Posted by Bill Wilson on February 14, 19101 at 18:46:47:
In Reply to: Duchamp & Architecture!!!??? posted by Marco Sanchez on February 13, 19101 at 16:58:05:
Look at ceilings in Modernist buildings and then notice how Duchamp used the vague area above the heads of people at an exhibition. He implies that ascending is not transcending, for the area above our heads is not a passage into the ethereal extraordinary, but a continuation of the ordinary. The use of astrological signs on a ceiling is as misleading as the thought that someone who has died is "up there," as though above our heads like an escaped balloon. The ceiling has mostly been underplayed since the religious ceiling paintings which suggested that an ascent in the physical space would be like an ascent of the spirit into heaven, following the saints and others in their ascensions. But at least Baroque architects were bold in their attention to the ceiling as a focal plane where images could convey ideas. Most ceilings go to waste, but occasionally ceilings have been rethought, as by L. Kahn at Yale in his museum, but slack imitations have depleted the force of his work: however using that museum was and maybe still is a liberal education. Otherwise look for biographical and philosophic links between Friedrich Kiesler and Duchamp, with witty critiques of the standard flat walls which are unfeelingly objective and which blunt feelings: righteous people in rectilinear rooms. Duchamp nails to the floor an object which usually is nailed to a wall (a coat and/or hatrack), and he mounts on a stand an object which usually is mounted on the wall of a toilet. He hangs objects from ceilings, using that which is above as a practical structure, not as a metaphysical realm. That is, he is urging a critical rethinking of ceilings, of walls and of floors, like Picasso, who said: "I would like to make houses from inside--like the human body, not just walls with no thought of what they enclose" (quoted in Dore Ashton, Picasso on Art). Picasso sandwiched two negatives to make a photograph of himself walking through a wall: "Los muros mas fuertes se abrena mi paso.

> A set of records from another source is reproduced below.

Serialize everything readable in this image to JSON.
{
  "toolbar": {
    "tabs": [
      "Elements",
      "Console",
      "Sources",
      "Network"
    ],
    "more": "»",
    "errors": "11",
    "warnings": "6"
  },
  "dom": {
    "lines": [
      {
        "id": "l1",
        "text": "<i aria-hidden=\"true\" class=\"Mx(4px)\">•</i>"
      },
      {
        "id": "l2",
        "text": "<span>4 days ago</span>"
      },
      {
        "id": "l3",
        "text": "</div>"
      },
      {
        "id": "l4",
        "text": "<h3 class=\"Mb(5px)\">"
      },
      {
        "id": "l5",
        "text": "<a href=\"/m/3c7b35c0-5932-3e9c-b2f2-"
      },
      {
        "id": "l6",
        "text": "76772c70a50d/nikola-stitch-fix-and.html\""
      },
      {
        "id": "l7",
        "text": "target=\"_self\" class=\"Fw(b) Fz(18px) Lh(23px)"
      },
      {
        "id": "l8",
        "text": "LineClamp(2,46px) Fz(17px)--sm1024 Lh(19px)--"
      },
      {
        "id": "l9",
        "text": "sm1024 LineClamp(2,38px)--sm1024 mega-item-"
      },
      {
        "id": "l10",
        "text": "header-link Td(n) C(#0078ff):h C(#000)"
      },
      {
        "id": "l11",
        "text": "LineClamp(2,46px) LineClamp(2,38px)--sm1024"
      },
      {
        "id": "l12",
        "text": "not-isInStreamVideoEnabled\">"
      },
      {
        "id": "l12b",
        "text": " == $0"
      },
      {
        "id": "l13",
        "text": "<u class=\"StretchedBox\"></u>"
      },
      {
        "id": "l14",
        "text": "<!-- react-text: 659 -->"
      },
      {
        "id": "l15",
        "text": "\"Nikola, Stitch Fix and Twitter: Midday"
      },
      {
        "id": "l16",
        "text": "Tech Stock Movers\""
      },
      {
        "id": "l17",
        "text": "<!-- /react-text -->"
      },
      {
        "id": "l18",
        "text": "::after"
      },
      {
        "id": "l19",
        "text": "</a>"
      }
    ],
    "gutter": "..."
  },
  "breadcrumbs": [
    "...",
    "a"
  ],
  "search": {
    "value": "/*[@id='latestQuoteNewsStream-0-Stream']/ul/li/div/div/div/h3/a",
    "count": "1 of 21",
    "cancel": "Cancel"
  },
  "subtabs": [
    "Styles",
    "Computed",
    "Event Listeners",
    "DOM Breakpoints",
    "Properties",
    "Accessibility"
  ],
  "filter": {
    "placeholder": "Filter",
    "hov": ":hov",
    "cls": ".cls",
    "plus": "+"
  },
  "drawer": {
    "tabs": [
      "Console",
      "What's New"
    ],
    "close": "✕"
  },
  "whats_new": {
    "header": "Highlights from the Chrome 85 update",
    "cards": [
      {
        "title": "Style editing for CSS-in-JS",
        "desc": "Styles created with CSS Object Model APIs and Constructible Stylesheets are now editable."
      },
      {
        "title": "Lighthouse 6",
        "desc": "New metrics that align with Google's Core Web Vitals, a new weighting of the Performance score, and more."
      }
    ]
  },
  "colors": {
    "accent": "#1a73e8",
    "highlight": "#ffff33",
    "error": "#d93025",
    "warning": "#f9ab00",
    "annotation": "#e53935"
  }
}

Mira"[sic]. The point is to catch one's feelings about ceilings, walls and floors, and then to find out what those feelings are, and if the surfaces of a room should be changed (as tenants manipulated into standard rectilinear rooms break up the surfaces with patterned papers and fabrics). What happens to a room when a door is open when closed and closed when open? A link might be made between the work of Buckminster Fuller and Duchamp through foundationlessness (with Kurt Goedel in the background). A Fuller dome is the stronger the larger that it is, and does not require a substantial foundation of the sort Goethe describes in Elective Affinities. Notice the timidity with which sculptors and installation artists approach the ceiling, with Artschwager one of the honorable exceptions, and Sol Lewitt another.
A building as one approaches it summons one to become a person fitting the stylizations of the building, where style is a farther elaboration of meanings ethical and aesthetic. The question then is about the idea of the human, and just which images and ideas of the human the architecture calls upon a person to become. Approaching Duchamp's ideas and images, one might think with John Ashbery's line: "Our habits ask us for instructions." What kind of person do you want the architecture to call upon people using the building to become? Wallace Stevens write that "a black vestibule" is a portrait of a person. Recall the complaints of Native Americans abducted from roundish teepees and forced into rectangular rooms (the film The Searchers inadvertently makes the point). Which shape calls forth the persons you want to meet half-way? As someone walks the path toward your door,what summons does the visitor receive?